This paper reviewed the transport behavior of 137Cs in river systems of Fukushima Prefecture, Japan after the Fukushima Dai-ichi Nuclear Power Plant accident during 2011–2014. Total radioactivity of 137Cs in water samples from the Abukuma River and small watershed river systems in eastern Fukushima, Hama-dori region, decreases exponentially with increasing time after the accident at normal flow condition. Higher radioactivity was found at higher flow condition caused by rain events. Particulate phase of 137Cs in river waters ranged from 60 to 99% to total radioactivity. Apparent distribution coefficient (Kd value) of 137Cs was 102 to 103 l g-1. The annual export of 137Cs from land to coastal ocean was estimated as 1010 to 1013 Bq in the river basins on the basis of field research data. These results indicate that major part of 137Cs is exported as particulate forms associated with suspended solids in the river waters.
Settling particle collector, sediment trap, has played an important role in the study of spatiotemporal variability in biogeochemical particles' cycle in the ocean. This report reviews the observational study of behavior (such as dispersion, distribution and existence form) of particulate artificial radionuclides in the ocean emitted from severe accidents of two nuclear power plants (Chernobyl NPP and Tokyo Electric Power Corporation Fukushima Dai-ichi NPP) by using time-series sediment trap.
Inductively coupled plasma (ICP) is characterized by high ionization efficiency for almost all elements. Recently, a triple quadrupole ICP-MS (ICP-MS/MS) has been applied to the measurements of isotope ratios for ultra-low level radioisotopes. The ICP-MS/MS features an additional quadrupole mass filter situated in front of the octopole reaction cell and quadrupole mass filter, which allows only the analyte ion to enter the cell by rejecting all the other ions. In this manuscript, we review recent studies on environmental radioactivity in Fukushima achieved by ICP-MS/MS techniques.
Amino acids, necessary to form life body, are present in greater abundances in natural seafloor hydrothermal fluids over 200℃ than in ambient seawater, although these are unstable and decomposed rapidly under simulated hydrothermal conditions. Serine and aspartic acid, which are thermally labile amino acids, are detected in the high temperature fluids. Inorganic matters such as metal ions and minerals could protect these labile amino acids in the fluids. Most of the dissolved amino acids are combined form and L form, suggesting that these are derived from organisms around hydrothermal vents.
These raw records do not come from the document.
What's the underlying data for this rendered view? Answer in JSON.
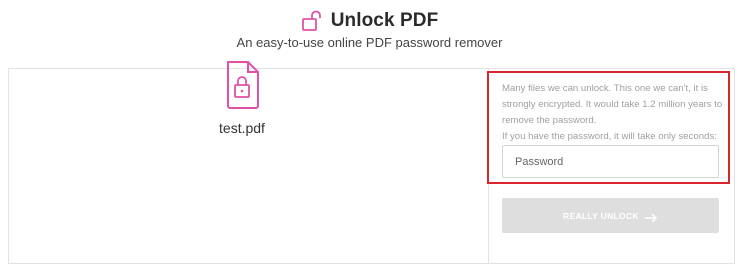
{
  "header": {
    "title": "Unlock PDF",
    "subtitle": "An easy-to-use online PDF password remover",
    "icon": "unlock-padlock-icon"
  },
  "file": {
    "name": "test.pdf",
    "icon": "locked-pdf-file-icon"
  },
  "unlock_panel": {
    "info_text": "Many files we can unlock. This one we can't, it is strongly encrypted. It would take 1.2 million years to remove the password.\nIf you have the password, it will take only seconds:",
    "password_placeholder": "Password",
    "password_value": "",
    "button_label": "REALLY UNLOCK",
    "button_icon": "arrow-right-icon"
  },
  "colors": {
    "brand_pink": "#e052a8",
    "highlight_red": "#d9262c",
    "button_disabled": "#dedede"
  }
}
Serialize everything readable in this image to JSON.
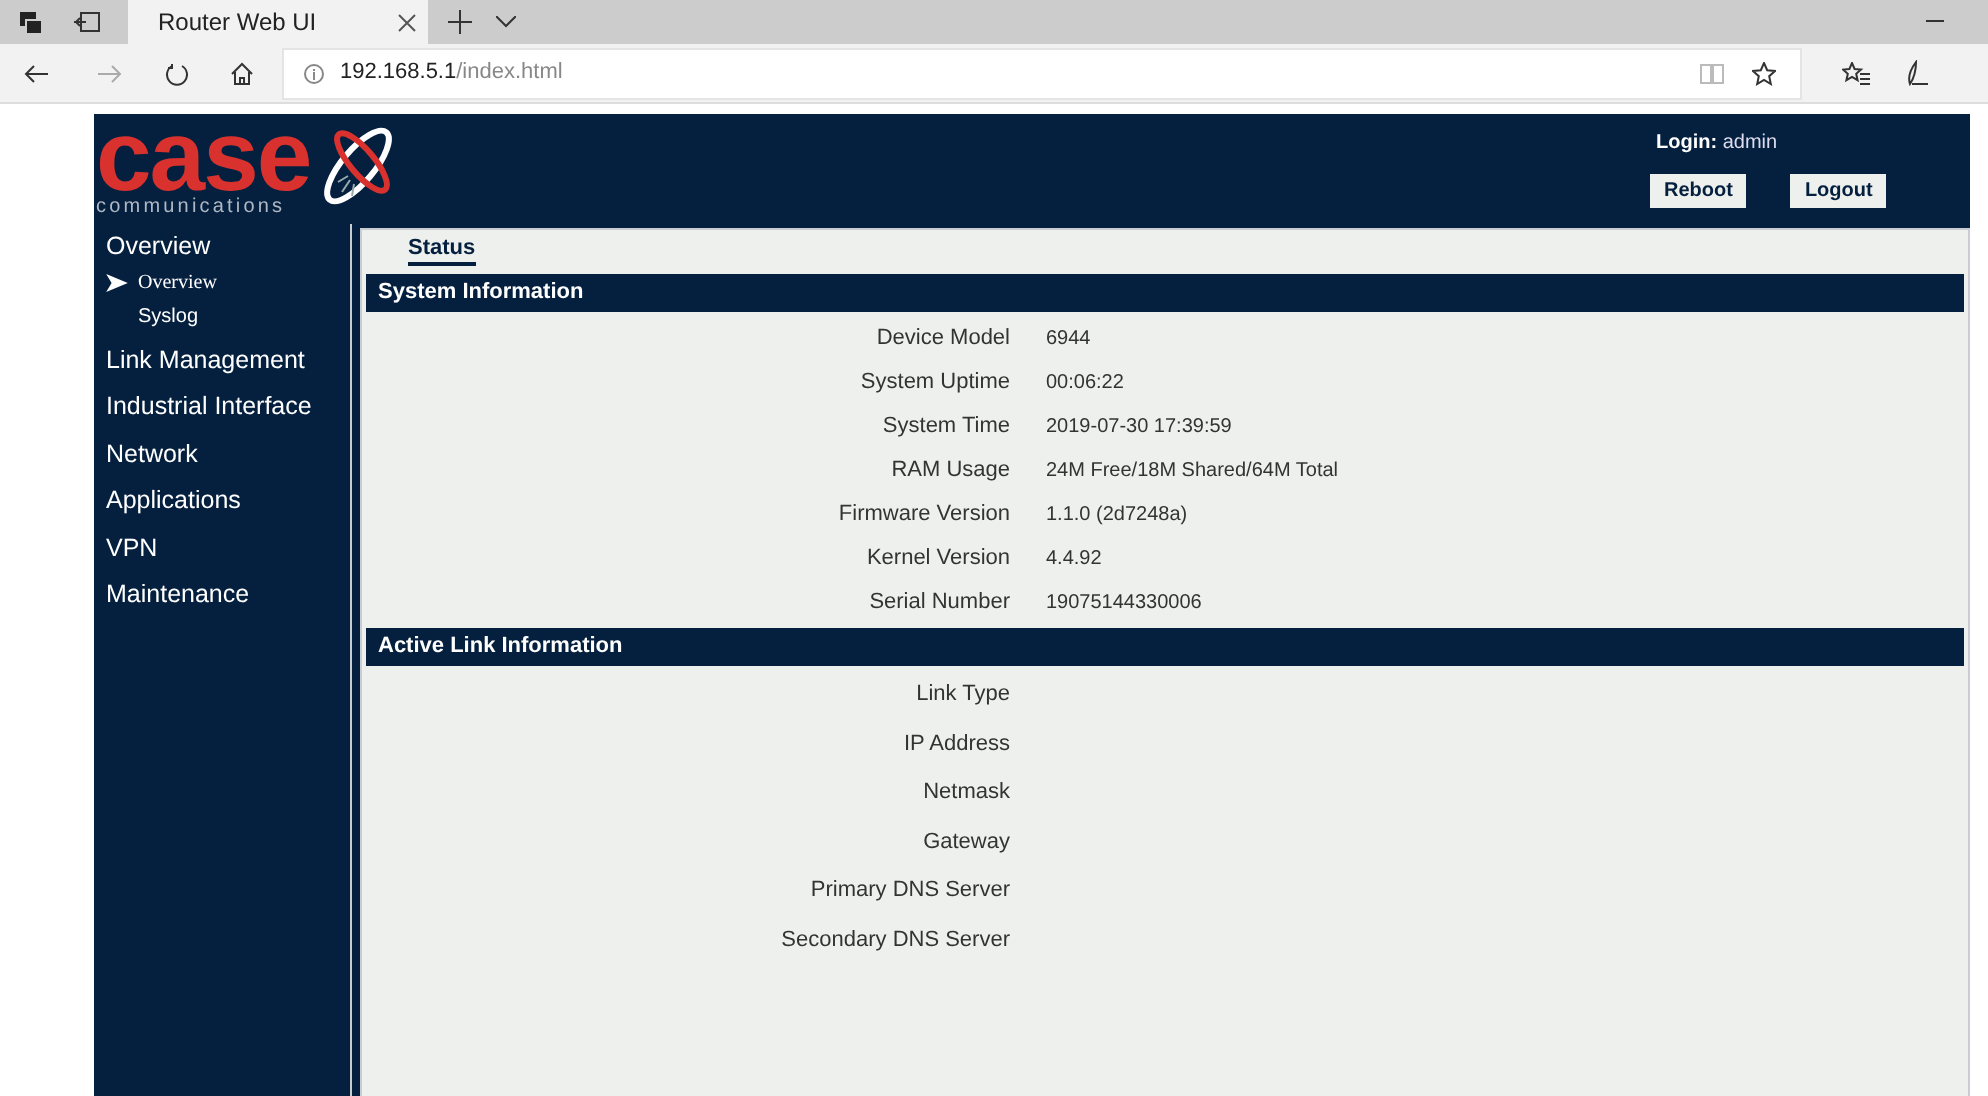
{
  "browser": {
    "tab": {
      "title": "Router Web UI"
    },
    "address": {
      "host": "192.168.5.1",
      "path": "/index.html"
    }
  },
  "header": {
    "logo": {
      "name": "case",
      "tagline": "communications"
    },
    "login_label": "Login:",
    "login_user": "admin",
    "buttons": [
      "Reboot",
      "Logout"
    ]
  },
  "sidebar": {
    "items": [
      {
        "label": "Overview",
        "children": [
          {
            "label": "Overview",
            "selected": true
          },
          {
            "label": "Syslog",
            "selected": false
          }
        ]
      },
      {
        "label": "Link Management"
      },
      {
        "label": "Industrial Interface"
      },
      {
        "label": "Network"
      },
      {
        "label": "Applications"
      },
      {
        "label": "VPN"
      },
      {
        "label": "Maintenance"
      }
    ]
  },
  "content": {
    "tabs": [
      {
        "label": "Status",
        "selected": true
      }
    ],
    "sections": [
      {
        "title": "System Information",
        "rows": [
          {
            "label": "Device Model",
            "value": "6944"
          },
          {
            "label": "System Uptime",
            "value": "00:06:22"
          },
          {
            "label": "System Time",
            "value": "2019-07-30 17:39:59"
          },
          {
            "label": "RAM Usage",
            "value": "24M Free/18M Shared/64M Total"
          },
          {
            "label": "Firmware Version",
            "value": "1.1.0 (2d7248a)"
          },
          {
            "label": "Kernel Version",
            "value": "4.4.92"
          },
          {
            "label": "Serial Number",
            "value": "19075144330006"
          }
        ]
      },
      {
        "title": "Active Link Information",
        "rows": [
          {
            "label": "Link Type"
          },
          {
            "label": "IP Address"
          },
          {
            "label": "Netmask"
          },
          {
            "label": "Gateway"
          },
          {
            "label": "Primary DNS Server"
          },
          {
            "label": "Secondary DNS Server"
          }
        ]
      }
    ]
  }
}
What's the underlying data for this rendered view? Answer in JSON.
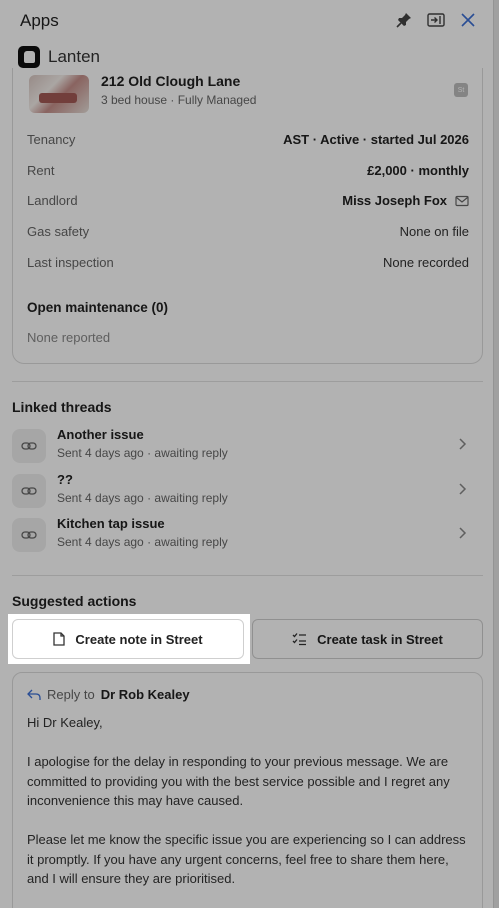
{
  "topbar": {
    "title": "Apps",
    "icons": [
      "pin-icon",
      "expand-panel-icon",
      "close-icon"
    ]
  },
  "app": {
    "name": "Lanten"
  },
  "property": {
    "address": "212 Old Clough Lane",
    "subtitle": "3 bed house · Fully Managed",
    "details": [
      {
        "key": "Tenancy",
        "value": "AST · Active · started Jul 2026",
        "strong": true
      },
      {
        "key": "Rent",
        "value": "£2,000 · monthly",
        "strong": true
      },
      {
        "key": "Landlord",
        "value": "Miss Joseph Fox",
        "strong": true,
        "icon": "mail-icon"
      },
      {
        "key": "Gas safety",
        "value": "None on file",
        "strong": false
      },
      {
        "key": "Last inspection",
        "value": "None recorded",
        "strong": false
      }
    ],
    "maintenance_title": "Open maintenance (0)",
    "maintenance_empty": "None reported"
  },
  "linked_threads": {
    "title": "Linked threads",
    "items": [
      {
        "name": "Another issue",
        "meta": "Sent 4 days ago · awaiting reply"
      },
      {
        "name": "??",
        "meta": "Sent 4 days ago · awaiting reply"
      },
      {
        "name": "Kitchen tap issue",
        "meta": "Sent 4 days ago · awaiting reply"
      }
    ]
  },
  "suggested_actions": {
    "title": "Suggested actions",
    "note_label": "Create note in Street",
    "task_label": "Create task in Street"
  },
  "reply": {
    "prefix": "Reply to",
    "recipient": "Dr Rob Kealey",
    "greeting": "Hi Dr Kealey,",
    "para1": "I apologise for the delay in responding to your previous message. We are committed to providing you with the best service possible and I regret any inconvenience this may have caused.",
    "para2": "Please let me know the specific issue you are experiencing so I can address it promptly. If you have any urgent concerns, feel free to share them here, and I will ensure they are prioritised."
  },
  "colors": {
    "overlay": "#000000",
    "highlight": "#ffffff"
  }
}
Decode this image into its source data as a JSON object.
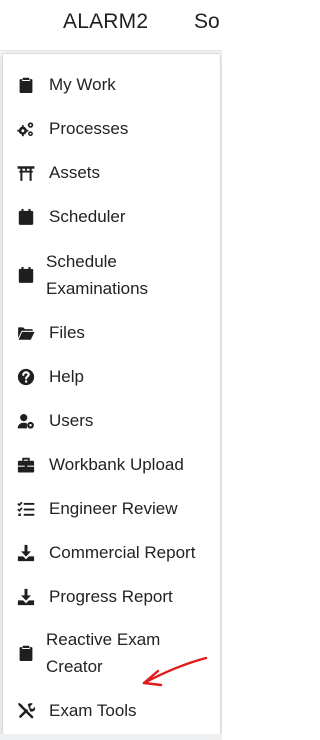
{
  "header": {
    "app_title": "ALARM2",
    "cut_text": "So"
  },
  "menu": {
    "items": [
      {
        "label": "My Work",
        "icon": "clipboard-icon"
      },
      {
        "label": "Processes",
        "icon": "cogs-icon"
      },
      {
        "label": "Assets",
        "icon": "torii-gate-icon"
      },
      {
        "label": "Scheduler",
        "icon": "calendar-icon"
      },
      {
        "label": "Schedule Examinations",
        "icon": "calendar-icon"
      },
      {
        "label": "Files",
        "icon": "folder-open-icon"
      },
      {
        "label": "Help",
        "icon": "question-circle-icon"
      },
      {
        "label": "Users",
        "icon": "user-cog-icon"
      },
      {
        "label": "Workbank Upload",
        "icon": "briefcase-icon"
      },
      {
        "label": "Engineer Review",
        "icon": "list-check-icon"
      },
      {
        "label": "Commercial Report",
        "icon": "download-icon"
      },
      {
        "label": "Progress Report",
        "icon": "download-icon"
      },
      {
        "label": "Reactive Exam Creator",
        "icon": "clipboard-icon"
      },
      {
        "label": "Exam Tools",
        "icon": "tools-icon"
      }
    ]
  },
  "colors": {
    "text": "#222222",
    "icon": "#1f1f1f",
    "annotation": "#e01b1b"
  }
}
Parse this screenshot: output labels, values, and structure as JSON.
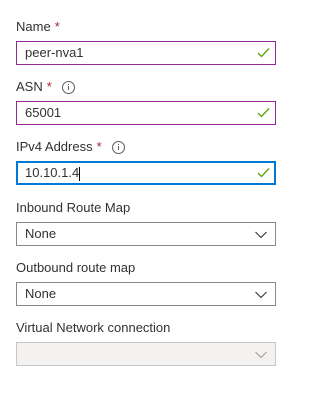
{
  "form": {
    "name": {
      "label": "Name",
      "required": "*",
      "value": "peer-nva1"
    },
    "asn": {
      "label": "ASN",
      "required": "*",
      "value": "65001"
    },
    "ipv4": {
      "label": "IPv4 Address",
      "required": "*",
      "value": "10.10.1.4"
    },
    "inbound": {
      "label": "Inbound Route Map",
      "value": "None"
    },
    "outbound": {
      "label": "Outbound route map",
      "value": "None"
    },
    "vnet": {
      "label": "Virtual Network connection",
      "value": ""
    }
  },
  "colors": {
    "valid_border": "#8d2a93",
    "focus_border": "#0078d4",
    "check_green": "#57a300",
    "required_red": "#a4262c"
  },
  "icons": {
    "valid": "checkmark-icon",
    "info": "info-icon",
    "dropdown": "chevron-down-icon"
  }
}
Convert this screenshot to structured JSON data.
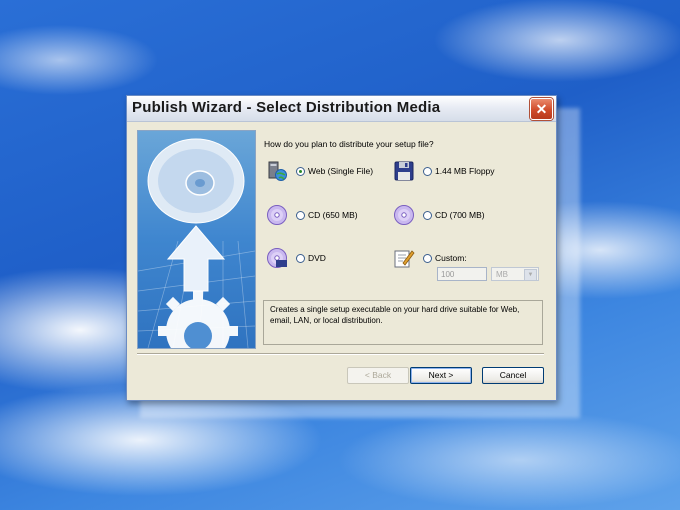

In addition, low levels of non-protein amino acids content indicate that amino acids are fresh and not experienced thermal alteration for long time. Amino acids are important as common sources of carbon and nitrogen for heterotrophic marine microbes. The release of biogenic amino acids along circulation paths of hydrothermal fluids could be effective for the development of hydrothermal vent fauna. In this paper, I review the origins and characteristics of dissolved amino acids in the natural hydrothermal fluids and implicates importance of the biogeochemical cycle of nitrogen and carbon around hydrothermal venting in detail.